Top of Input data

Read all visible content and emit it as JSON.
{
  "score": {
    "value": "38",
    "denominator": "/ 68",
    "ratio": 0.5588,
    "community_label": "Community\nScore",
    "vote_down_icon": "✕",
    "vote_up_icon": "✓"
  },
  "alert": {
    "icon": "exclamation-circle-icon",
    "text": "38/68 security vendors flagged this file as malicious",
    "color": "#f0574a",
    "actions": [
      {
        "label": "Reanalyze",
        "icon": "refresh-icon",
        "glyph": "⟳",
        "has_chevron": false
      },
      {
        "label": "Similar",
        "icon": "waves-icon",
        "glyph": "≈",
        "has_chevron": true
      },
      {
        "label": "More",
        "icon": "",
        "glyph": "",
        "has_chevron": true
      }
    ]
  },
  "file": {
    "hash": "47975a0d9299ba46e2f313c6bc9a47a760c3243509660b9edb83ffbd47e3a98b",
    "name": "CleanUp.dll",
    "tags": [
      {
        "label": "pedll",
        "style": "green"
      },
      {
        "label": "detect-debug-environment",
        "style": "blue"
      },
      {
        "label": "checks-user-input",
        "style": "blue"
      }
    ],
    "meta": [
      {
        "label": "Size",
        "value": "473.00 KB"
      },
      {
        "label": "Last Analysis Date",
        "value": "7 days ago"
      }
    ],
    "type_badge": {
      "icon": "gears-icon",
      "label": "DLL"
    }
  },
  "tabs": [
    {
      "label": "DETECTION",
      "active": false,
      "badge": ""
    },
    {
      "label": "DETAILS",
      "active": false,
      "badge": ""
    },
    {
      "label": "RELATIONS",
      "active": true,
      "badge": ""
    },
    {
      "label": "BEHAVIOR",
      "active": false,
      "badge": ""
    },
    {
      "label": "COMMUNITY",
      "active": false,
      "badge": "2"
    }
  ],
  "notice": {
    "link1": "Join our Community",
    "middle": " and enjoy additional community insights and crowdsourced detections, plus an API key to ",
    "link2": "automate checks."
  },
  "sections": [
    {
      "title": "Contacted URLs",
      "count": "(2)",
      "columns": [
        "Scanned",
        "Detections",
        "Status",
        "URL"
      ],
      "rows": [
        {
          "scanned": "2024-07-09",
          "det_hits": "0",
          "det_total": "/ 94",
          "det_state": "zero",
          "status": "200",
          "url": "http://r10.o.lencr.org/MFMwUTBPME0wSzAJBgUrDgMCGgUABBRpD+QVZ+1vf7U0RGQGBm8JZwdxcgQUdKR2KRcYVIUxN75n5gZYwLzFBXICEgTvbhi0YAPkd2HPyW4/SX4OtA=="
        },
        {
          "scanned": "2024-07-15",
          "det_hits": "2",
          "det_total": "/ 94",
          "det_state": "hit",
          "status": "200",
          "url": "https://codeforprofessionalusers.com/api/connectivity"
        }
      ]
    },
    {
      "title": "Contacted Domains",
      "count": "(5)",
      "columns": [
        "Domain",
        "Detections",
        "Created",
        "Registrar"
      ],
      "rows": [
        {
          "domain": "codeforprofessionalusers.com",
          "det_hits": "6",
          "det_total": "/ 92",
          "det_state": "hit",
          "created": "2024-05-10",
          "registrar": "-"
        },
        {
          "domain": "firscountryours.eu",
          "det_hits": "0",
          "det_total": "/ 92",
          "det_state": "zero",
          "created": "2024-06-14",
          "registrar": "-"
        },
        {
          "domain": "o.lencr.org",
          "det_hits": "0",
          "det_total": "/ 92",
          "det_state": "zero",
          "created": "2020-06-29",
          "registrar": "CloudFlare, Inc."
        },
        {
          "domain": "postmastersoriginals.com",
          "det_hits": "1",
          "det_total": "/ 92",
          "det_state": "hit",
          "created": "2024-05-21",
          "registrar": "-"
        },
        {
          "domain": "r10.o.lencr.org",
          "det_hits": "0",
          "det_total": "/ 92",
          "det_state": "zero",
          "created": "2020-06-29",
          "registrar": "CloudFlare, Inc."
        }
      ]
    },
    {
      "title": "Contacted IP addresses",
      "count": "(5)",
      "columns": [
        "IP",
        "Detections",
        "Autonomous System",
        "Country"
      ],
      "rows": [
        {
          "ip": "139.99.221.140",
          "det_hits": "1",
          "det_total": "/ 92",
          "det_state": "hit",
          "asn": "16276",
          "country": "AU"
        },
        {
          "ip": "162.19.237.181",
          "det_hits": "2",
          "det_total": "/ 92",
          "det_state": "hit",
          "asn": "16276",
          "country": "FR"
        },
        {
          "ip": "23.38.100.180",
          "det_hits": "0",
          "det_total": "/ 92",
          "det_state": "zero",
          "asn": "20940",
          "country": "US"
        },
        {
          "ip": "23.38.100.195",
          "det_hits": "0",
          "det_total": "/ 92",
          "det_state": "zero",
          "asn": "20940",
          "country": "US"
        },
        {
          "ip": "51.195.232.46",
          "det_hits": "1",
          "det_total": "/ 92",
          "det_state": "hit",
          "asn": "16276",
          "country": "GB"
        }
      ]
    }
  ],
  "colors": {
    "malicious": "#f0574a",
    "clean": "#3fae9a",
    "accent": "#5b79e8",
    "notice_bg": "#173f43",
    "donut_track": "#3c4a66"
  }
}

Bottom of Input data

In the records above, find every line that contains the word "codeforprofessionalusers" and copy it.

• **Answer section**
          "url": "https://codeforprofessionalusers.com/api/connectivity"
          "domain": "codeforprofessionalusers.com",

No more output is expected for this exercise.